** Opening PROVIDED ENTRIES block **

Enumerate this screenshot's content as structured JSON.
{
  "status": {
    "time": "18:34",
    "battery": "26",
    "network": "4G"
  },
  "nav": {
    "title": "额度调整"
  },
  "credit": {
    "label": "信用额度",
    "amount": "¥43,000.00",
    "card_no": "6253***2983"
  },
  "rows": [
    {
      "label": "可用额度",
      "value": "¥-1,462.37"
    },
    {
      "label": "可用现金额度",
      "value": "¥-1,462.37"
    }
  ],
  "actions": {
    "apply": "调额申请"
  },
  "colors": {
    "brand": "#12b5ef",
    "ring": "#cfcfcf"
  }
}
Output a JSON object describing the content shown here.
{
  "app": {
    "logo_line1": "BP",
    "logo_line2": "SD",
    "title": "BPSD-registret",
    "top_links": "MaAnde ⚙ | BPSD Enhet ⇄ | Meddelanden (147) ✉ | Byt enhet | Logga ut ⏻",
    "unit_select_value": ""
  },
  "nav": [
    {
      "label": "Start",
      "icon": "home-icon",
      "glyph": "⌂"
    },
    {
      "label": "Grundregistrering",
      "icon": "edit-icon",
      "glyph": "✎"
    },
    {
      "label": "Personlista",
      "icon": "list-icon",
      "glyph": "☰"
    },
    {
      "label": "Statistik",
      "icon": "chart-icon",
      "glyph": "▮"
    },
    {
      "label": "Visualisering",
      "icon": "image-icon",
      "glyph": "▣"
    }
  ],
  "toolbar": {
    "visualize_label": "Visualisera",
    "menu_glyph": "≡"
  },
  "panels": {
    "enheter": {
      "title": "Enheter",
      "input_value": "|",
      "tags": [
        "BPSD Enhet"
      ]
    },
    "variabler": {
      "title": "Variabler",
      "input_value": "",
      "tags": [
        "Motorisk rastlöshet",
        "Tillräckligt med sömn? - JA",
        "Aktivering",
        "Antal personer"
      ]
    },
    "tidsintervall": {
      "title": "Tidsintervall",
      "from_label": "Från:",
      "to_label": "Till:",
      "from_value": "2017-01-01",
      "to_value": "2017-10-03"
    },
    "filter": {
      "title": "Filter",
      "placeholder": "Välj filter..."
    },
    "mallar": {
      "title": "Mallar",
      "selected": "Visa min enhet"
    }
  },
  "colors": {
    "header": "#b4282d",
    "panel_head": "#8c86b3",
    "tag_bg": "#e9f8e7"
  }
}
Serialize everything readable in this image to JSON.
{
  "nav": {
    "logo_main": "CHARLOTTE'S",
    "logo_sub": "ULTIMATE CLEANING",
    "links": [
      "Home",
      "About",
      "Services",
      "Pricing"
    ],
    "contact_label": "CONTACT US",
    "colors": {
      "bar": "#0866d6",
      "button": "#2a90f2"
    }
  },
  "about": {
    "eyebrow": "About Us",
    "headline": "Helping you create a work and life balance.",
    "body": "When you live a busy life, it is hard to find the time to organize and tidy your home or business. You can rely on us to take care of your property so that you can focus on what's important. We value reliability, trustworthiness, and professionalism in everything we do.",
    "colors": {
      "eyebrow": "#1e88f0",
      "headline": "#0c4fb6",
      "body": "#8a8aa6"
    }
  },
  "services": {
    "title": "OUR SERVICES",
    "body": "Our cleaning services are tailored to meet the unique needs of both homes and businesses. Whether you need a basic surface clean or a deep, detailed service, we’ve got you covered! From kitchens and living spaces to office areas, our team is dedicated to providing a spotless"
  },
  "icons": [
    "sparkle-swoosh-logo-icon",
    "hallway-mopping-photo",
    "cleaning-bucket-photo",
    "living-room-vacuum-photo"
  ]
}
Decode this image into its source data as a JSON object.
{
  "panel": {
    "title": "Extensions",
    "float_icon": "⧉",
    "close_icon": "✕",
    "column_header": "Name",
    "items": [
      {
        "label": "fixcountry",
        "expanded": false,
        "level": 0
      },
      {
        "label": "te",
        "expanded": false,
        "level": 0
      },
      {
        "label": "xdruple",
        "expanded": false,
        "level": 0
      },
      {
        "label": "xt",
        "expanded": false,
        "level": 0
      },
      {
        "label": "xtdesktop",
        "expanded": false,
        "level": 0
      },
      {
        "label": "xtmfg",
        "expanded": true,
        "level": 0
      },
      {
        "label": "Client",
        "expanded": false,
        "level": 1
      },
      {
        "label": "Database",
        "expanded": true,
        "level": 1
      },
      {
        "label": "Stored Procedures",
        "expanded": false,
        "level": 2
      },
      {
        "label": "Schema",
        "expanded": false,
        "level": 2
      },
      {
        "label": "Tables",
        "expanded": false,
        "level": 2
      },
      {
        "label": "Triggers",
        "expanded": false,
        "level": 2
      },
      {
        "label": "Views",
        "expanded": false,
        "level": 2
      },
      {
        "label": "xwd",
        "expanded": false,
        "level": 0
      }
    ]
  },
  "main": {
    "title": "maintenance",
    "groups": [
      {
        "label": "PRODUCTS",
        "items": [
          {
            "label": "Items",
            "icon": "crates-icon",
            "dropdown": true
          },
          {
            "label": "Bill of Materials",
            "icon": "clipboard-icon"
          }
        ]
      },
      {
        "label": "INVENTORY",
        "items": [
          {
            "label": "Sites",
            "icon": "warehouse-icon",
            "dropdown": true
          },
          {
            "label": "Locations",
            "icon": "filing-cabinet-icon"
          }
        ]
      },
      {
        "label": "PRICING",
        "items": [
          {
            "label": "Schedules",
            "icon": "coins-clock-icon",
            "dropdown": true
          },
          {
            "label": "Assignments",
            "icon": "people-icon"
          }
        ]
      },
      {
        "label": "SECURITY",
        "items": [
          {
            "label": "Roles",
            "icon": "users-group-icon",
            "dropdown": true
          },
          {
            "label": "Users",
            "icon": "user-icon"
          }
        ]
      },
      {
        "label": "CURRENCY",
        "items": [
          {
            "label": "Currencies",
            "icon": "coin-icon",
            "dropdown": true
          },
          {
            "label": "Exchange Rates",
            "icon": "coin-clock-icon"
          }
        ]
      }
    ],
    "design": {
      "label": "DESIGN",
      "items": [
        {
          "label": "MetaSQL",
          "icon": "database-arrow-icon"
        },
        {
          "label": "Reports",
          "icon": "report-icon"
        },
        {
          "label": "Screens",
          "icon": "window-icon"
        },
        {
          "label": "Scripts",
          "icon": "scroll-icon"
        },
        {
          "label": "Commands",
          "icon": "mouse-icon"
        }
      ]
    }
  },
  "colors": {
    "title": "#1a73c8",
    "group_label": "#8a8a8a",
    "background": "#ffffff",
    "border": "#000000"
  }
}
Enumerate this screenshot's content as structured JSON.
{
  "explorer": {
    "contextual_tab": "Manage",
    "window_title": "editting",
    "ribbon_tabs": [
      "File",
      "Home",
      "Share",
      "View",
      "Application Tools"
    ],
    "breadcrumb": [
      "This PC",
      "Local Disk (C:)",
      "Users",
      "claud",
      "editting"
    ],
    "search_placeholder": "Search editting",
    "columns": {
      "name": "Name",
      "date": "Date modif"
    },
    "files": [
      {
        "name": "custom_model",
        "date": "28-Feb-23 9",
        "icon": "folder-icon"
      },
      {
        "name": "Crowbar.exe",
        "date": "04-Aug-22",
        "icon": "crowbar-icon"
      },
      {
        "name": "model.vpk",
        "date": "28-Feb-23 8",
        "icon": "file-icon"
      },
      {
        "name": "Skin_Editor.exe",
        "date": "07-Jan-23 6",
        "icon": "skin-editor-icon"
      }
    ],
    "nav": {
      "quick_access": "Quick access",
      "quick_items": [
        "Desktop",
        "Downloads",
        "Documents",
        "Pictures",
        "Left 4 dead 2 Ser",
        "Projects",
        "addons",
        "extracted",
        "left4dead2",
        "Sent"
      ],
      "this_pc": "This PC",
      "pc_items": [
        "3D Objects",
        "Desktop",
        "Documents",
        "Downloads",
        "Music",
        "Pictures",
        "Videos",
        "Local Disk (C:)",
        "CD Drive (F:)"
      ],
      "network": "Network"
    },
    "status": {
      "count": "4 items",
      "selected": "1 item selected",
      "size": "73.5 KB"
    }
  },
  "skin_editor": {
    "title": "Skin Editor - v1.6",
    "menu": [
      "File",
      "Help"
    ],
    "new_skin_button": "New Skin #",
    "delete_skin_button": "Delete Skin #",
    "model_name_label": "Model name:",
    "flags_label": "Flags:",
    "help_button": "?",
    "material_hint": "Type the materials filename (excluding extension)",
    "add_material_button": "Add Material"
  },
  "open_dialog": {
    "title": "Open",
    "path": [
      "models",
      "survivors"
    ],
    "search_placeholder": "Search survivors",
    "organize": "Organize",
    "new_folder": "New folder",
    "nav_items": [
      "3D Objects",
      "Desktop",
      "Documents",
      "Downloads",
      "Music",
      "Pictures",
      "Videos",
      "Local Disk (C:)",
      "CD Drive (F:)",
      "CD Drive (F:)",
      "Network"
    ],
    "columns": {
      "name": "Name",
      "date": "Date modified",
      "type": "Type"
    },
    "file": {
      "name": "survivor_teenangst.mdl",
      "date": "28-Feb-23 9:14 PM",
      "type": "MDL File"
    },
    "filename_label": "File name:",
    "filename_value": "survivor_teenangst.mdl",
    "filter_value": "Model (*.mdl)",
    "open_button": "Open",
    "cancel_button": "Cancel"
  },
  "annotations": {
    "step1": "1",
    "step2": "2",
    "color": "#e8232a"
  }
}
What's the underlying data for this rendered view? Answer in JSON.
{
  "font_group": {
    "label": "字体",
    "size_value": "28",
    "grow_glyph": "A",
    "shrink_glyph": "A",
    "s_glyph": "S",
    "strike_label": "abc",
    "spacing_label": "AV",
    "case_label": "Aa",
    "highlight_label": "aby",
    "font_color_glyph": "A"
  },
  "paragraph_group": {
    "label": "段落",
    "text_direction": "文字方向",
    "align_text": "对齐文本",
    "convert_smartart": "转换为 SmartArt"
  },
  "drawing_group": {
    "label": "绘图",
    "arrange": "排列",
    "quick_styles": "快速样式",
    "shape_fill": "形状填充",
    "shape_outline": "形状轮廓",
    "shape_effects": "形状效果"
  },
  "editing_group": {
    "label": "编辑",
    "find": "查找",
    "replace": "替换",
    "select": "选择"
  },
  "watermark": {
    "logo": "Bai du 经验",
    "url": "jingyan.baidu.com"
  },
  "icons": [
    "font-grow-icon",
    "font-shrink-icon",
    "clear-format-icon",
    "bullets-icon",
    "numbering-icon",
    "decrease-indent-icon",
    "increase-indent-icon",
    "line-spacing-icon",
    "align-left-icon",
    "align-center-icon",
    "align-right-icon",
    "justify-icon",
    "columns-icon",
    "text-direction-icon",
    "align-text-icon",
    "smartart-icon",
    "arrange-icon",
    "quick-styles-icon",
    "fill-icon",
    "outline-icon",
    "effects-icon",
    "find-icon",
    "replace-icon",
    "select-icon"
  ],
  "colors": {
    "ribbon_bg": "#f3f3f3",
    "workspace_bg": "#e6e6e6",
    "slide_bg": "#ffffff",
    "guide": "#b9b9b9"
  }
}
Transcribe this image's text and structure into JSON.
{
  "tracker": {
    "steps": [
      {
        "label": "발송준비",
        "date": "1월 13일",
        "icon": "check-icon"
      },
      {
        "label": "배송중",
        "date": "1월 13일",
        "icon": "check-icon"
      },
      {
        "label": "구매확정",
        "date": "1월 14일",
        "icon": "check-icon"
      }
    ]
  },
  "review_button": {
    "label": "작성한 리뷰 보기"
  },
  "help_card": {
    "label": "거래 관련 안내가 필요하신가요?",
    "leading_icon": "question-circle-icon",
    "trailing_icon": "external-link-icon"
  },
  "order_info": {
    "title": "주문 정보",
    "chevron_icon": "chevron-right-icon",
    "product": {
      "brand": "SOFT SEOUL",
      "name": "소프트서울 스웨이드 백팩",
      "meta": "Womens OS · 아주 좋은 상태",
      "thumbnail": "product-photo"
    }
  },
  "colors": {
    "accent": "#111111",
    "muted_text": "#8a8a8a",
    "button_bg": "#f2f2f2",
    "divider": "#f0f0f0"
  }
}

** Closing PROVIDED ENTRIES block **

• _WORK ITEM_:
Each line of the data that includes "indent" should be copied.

• _SOLUTION TO THIS PROBLEM_:
    "decrease-indent-icon",
    "increase-indent-icon",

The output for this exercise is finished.